End of Patronage System: Civil Service Reform
Several factors contributed to the decline of political machines in the early 1900s, but the strongest was likely civil service reform that began in the federal government. In 1881, popular US President James Garfield was assassinated by an angry federal job-seeker who had been rebuffed for a political post. Critics blamed the patronage system that had led angry and unstable citizens to feel entitled to government jobs in exchange for political loyalty. Congress responded to Garfield’s death and public criticism of patronage by passing the Pendleton Act of 1883, which reclassified some federal government jobs.

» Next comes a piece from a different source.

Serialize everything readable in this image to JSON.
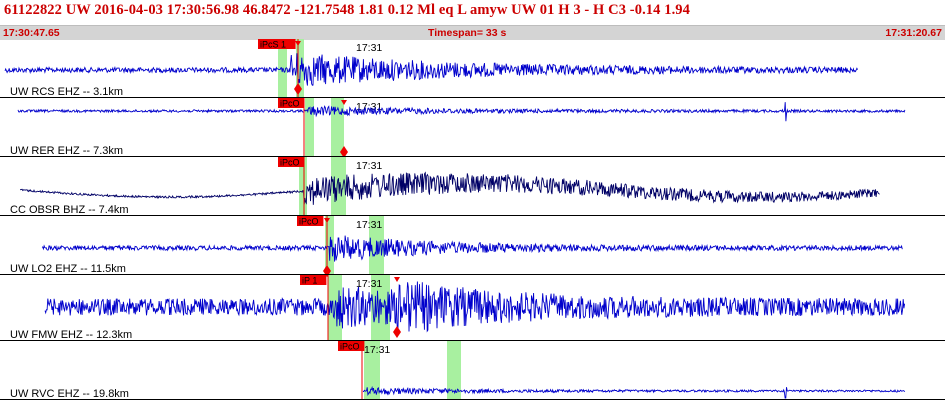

Although the initial introduction of a merit system in federal employment was small, it started a trend in favor of a professional bureaucracy as opposed to appointed patronage. Over time, most government jobs became filled through competitive hiring that required applicants to demonstrate skill and ability. This spread to state and municipal hiring as well, especially as the New Deal and its use of grants extended federal requirements to state and local government agencies that accepted federal money. In order to receive federal financial support, cities had to meet federal requirements of merit-based hiring and promotion for government employees.
Continued Struggle Between Patronage & Merit
Despite the collapse of political machines in favor of merit-based government bureaucracies, where government jobs are filled using merit instead of patronage, disputes remain about the importance and value of elected officials’ appointment power. The US President gets to appoint thousands of executive branch positions, and state governors also get to appoint many executives. Some argue that civil service protections unfairly limit the ability of governors and presidents to exercise their power by allowing government employees to refuse to carry out new executive orders and laws.
During the recent Republican presidential administration of Donald Trump, critics of the federal bureaucracy alleged that a “deep state” of career bureaucrats allowed government employees to resist Trump’s initiatives. In 2020, Trump signed an executive order establishing a new classification of federal employees–Schedule F–that would be considered appointees rather than civil service employees. This expanded the patronage system, and was rescinded in 2021 by new US President Joe Biden. If Trump returns to the White House in 2025, it is assumed that he will reinstate this Schedule F expansion of the patronage system, prompting resistance from Democrats.